= Excerpts from a dataset =
++++++++++

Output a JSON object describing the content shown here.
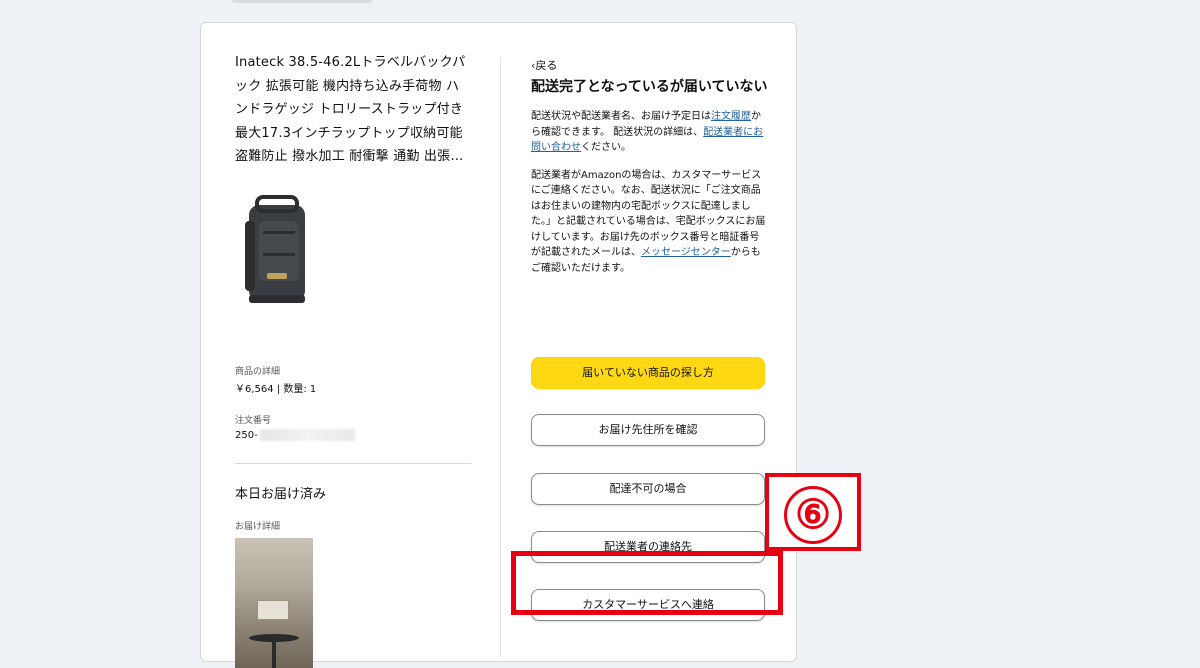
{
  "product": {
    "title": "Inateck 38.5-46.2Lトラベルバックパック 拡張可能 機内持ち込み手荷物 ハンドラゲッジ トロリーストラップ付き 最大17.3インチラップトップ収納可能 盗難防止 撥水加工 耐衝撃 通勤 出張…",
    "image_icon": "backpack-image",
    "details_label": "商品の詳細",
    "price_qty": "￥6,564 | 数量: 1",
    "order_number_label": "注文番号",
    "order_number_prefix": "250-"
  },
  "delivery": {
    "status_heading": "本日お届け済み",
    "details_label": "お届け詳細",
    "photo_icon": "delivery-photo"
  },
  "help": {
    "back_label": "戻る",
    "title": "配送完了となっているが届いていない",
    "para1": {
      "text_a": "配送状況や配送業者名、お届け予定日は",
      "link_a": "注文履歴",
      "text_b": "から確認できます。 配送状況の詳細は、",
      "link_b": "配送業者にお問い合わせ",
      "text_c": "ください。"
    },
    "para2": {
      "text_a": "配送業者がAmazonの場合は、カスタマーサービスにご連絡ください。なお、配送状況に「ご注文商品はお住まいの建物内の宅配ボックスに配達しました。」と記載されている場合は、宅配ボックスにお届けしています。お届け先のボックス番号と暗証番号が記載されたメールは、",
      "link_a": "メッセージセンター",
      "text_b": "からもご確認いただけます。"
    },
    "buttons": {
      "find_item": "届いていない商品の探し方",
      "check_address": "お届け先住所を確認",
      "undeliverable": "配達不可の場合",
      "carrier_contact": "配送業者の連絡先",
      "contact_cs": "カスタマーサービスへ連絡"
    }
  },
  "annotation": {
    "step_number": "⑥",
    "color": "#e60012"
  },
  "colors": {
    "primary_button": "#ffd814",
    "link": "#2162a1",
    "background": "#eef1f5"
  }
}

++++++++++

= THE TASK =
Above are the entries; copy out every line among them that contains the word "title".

= WORKED SOLUTION =
    "title": "Inateck 38.5-46.2Lトラベルバックパック 拡張可能 機内持ち込み手荷物 ハンドラゲッジ トロリーストラップ付き 最大17.3インチラップトップ収納可能 盗難防止 撥水加工 耐衝撃 通勤 出張…",
    "title": "配送完了となっているが届いていない",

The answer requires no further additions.